How My Miscarriage Brought Me Clarity

This is silly. That’s what I thought as I took a pregnancy test following two days of no period when there should have been a period. My husband and I weren’t trying in the same way we tried for our other two kids—perfectly timed and over the course of months.

No, this time, we’d taken the lax approach of “seeing what happens” that the former me used to roll my eyes at when my friends who “weren’t not trying” found themselves surprised to be pregnant. If you’re not not trying, then you’re trying, in my book.

Still, when I saw the second pink line appear on the pregnancy test, my internal narrative quickly shifted from, “This is silly, I’m not pregnant” to “Holy sh*t, I’m pregnant.” Only this time, the holy sh*t was less butterflies and excitement and more of the bumble bees and terror variety.

 

Still, when I saw the second pink line appear on the pregnancy test, my internal narrative quickly shifted from, ‘This is silly, I’m not pregnant’ to ‘Holy sh*t, I’m pregnant.’

 

The reaction shocked me as much as the second line on the test. I’d known I wanted a third child for some time. My husband and I had discussed the pros and cons of going for another before we decided to ease into truly trying for it—something I fully admit is as silly as I once thought it was. There is no “easing into” pregnancy or parenthood. You do, or you don’t; you’re pregnant or you’re not; the baby comes whether you feel prepared or you don’t.

What had I been thinking? I knew that technically all it takes is once. And yet, here I was: a mom of two kids within two years of each other and now another on the way who would arrive before my oldest turned 4. Had I lost my damn mind?

 

 

Suddenly, all the reservations and valid concerns my husband had brought up when we’d discussed making ours a family of five came into very clear focus. Things I had once brushed off as minor inconveniences (we’d have multiple school drop-offs) and simple problems with simple solutions (our cars wouldn’t fit three car seats, so we’d get a bigger car) seemed like insurmountable obstacles.

 

Things that I had once brushed off as minor inconveniences … and simple problems with simple solutions … seemed like insurmountable obstacles.

 

And how would I love a third baby as much as my other two? How would we split time between them so that everyone got enough attention? How would we ever eat at a restaurant as a family again? What would this mean for my career? When would we ever sleep again? What if I ended up on bed rest again? And could I handle another potential round of postpartum depression?
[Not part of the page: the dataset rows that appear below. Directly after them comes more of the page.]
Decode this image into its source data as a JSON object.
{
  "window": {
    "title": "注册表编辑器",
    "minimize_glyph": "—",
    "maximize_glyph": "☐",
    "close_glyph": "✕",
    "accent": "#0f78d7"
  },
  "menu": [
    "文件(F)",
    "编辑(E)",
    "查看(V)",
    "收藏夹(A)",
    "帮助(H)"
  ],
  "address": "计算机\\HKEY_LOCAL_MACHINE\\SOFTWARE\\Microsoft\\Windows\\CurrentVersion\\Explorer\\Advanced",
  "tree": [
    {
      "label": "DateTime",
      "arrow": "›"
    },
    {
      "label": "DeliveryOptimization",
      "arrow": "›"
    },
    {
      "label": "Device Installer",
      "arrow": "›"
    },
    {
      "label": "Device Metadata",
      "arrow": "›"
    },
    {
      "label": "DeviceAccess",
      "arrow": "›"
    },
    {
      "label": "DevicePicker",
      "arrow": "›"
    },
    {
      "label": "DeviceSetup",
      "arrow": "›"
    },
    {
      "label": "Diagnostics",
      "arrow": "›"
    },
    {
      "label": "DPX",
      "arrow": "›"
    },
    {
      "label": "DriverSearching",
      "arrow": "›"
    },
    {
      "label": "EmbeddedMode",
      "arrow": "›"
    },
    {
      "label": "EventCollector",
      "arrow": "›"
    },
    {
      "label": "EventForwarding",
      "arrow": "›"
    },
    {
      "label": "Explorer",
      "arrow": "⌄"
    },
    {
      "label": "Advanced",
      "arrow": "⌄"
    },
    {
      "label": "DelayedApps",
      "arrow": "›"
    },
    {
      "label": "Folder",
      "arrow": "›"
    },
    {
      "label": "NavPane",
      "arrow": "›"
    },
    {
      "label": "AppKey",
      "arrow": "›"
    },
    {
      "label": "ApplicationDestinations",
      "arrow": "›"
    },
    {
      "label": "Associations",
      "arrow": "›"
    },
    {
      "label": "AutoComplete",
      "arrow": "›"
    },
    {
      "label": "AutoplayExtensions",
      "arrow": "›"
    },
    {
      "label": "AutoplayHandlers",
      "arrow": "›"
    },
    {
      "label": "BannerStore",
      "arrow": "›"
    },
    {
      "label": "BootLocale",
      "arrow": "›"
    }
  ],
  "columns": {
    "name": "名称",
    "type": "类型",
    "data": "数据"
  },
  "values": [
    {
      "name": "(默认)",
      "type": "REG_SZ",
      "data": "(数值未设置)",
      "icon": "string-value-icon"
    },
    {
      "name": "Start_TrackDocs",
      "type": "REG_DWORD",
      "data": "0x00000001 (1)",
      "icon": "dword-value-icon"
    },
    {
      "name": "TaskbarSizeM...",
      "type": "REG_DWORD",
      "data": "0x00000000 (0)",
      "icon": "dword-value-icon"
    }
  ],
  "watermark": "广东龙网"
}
And then, of course, the mom-shaming voice inside of me joined the party. Who was I to feel this way after purposefully and knowingly engaging in the one activity that could lead to this day? What kind of person was I to cry anxiously at a positive pregnancy test when so many others, my past-self included, cried over the opposite? How would I ever overcome the guilt of looking into my third baby’s eyes someday and remembering how I reacted to the initial news of their being? How could I be so ungrateful for such a wonderful thing—one I’d wanted and prayed for?

How had I been so sure of wanting another baby and now, too late, so unsure?

My anxious thoughts eventually made room for all the reasons I knew adding another person into our family was the right choice. I made lists of baby names. We happily told our families the news. I began making plans for converting the playroom into a nursery. I even got excited about trading in my car for a minivan.

 

 

The loss hit hard when it came.

Still early into the pregnancy, a little spotting one day turned to much more than that the next. I went to the doctor to confirm what I already knew was happening. Wrecked with guilt over what I had or hadn’t done to cause this (spoiler alert: that’s not how it works), I couldn’t get one thought out of my mind: I deserved this. I had been selfish and ungrateful at first, and now I’d gotten what was coming to me. For the second time in a matter of weeks, I was crying over the tiny thing inside of me that I hadn’t even met—and now, never would.

 

I know now that when I see that second pink line again, while I may still feel nervous about the change and the very real difficulties of having multiple kids, it won’t outweigh the gratitude I have for the privilege of getting to be someone’s mom.

 

I knew then, without a shadow of a doubt, that despite my initial reaction, I would love a third baby as much as my first and my second. I knew I couldn’t go back and change the anxiousness I had to work through before the joy came, but I also knew it didn’t matter. I had loved this baby-to-be, and like a mom who counts down the hours until bedtime and then scrolls through pictures of her kids on her phone once they’re asleep, my complicated emotions about growing our family were valid. There was nothing wrong with me. It was not a reflection of my fitness as a mother. It did not mean I didn’t want this pregnancy. And it certainly didn’t mean I deserved to lose it.

I like to find silver linings. It helps me process grief and find gratitude in my circumstances. And while I’m certainly not glad that it happened the way it did, I see now how it brought me clarity. I know now when I see that second pink line again, while I may still feel nervous about the change and the very real difficulties of having multiple kids, it won’t outweigh the gratitude I have for the privilege of getting to be someone’s mom.

 

Read More: Why I Will Never Keep My Pregnancy a Secret Through the First Trimester Again